Report, from the records below, every line where the word "kind" appears.

[Recorded data]
★ ★ ★ ★ ★ ★ ★
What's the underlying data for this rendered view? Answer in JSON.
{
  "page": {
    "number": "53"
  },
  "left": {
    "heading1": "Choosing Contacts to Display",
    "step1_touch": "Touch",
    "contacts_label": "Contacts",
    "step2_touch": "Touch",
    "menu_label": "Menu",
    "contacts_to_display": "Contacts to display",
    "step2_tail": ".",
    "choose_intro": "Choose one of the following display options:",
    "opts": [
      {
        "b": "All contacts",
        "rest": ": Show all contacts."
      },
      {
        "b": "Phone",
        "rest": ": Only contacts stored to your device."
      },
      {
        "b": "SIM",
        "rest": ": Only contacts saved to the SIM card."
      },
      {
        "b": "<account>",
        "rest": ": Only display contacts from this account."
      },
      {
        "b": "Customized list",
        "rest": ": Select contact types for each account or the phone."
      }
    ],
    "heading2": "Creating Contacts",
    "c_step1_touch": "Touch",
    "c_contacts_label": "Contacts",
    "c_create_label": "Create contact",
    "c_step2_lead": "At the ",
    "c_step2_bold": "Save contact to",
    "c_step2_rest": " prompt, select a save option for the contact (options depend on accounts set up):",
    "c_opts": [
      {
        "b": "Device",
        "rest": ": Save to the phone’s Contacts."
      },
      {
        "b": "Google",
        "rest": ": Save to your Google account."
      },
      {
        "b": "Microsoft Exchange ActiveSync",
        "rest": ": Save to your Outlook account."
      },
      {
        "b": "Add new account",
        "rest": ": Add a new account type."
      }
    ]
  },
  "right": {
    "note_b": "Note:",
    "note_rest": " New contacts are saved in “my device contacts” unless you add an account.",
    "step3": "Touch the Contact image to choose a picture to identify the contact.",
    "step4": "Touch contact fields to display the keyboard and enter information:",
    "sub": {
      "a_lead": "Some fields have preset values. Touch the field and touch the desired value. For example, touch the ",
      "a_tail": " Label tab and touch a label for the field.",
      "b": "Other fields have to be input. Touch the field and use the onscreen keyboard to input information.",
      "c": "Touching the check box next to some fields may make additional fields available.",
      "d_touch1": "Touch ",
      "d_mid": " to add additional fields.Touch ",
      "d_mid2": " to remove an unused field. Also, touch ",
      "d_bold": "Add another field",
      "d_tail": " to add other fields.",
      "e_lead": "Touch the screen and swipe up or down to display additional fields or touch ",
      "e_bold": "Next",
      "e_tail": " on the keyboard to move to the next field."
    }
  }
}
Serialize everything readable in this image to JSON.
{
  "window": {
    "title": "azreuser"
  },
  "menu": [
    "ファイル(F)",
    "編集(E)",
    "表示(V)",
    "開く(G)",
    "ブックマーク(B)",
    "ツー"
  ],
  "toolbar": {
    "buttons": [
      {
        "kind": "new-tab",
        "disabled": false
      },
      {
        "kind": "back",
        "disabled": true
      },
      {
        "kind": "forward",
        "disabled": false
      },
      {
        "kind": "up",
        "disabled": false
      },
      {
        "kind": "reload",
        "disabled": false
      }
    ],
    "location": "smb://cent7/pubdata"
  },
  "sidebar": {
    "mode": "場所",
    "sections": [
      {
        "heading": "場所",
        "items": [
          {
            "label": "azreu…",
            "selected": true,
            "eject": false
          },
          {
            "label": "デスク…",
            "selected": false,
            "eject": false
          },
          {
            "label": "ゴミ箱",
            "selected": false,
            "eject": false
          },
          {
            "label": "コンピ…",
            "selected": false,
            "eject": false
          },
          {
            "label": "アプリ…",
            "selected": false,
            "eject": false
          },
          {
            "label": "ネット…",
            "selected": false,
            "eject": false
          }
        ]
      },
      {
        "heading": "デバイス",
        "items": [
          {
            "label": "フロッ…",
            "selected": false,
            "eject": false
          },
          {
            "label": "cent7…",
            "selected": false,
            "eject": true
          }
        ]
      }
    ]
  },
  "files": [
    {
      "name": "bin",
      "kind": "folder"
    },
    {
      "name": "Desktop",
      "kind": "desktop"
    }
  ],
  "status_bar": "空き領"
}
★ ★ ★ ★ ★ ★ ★
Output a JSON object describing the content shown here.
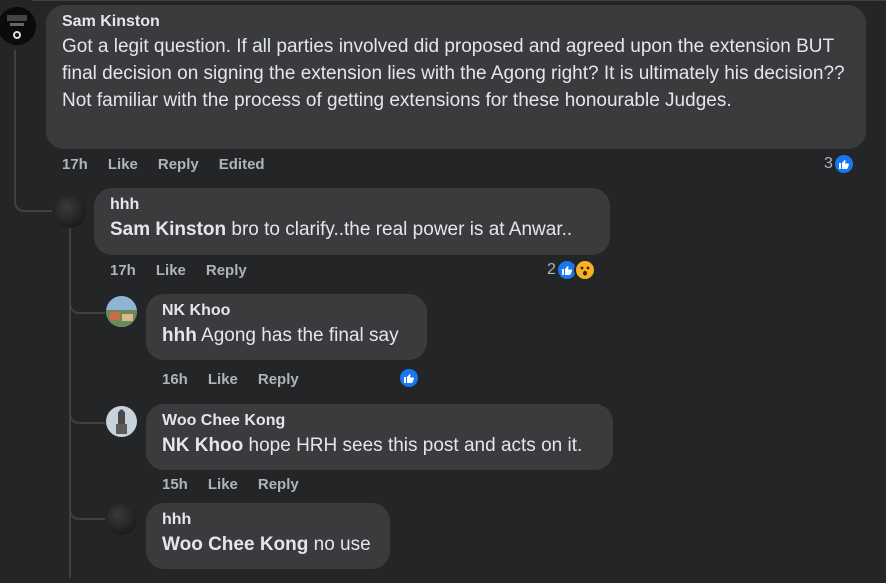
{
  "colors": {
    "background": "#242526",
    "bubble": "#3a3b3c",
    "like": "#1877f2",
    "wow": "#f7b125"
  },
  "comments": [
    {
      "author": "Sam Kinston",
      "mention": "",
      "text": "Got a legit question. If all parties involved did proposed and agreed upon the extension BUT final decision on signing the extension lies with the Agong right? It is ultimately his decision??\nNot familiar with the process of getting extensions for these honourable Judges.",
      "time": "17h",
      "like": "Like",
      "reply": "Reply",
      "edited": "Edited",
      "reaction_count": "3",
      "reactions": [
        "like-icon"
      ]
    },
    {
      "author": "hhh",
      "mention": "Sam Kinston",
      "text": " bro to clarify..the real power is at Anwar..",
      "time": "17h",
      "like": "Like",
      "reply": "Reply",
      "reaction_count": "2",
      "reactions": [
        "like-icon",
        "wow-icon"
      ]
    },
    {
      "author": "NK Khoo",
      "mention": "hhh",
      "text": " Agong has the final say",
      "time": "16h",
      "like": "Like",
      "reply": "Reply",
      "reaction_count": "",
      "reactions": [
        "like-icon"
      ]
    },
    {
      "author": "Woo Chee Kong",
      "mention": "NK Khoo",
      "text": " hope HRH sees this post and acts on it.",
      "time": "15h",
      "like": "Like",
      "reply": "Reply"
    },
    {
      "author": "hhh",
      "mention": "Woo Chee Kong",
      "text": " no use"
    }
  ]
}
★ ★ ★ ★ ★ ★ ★
• _TASK RESPONSE_:
        "kind": "new-tab",
        "kind": "back",
        "kind": "forward",
        "kind": "up",
        "kind": "reload",
      "kind": "folder"
      "kind": "desktop"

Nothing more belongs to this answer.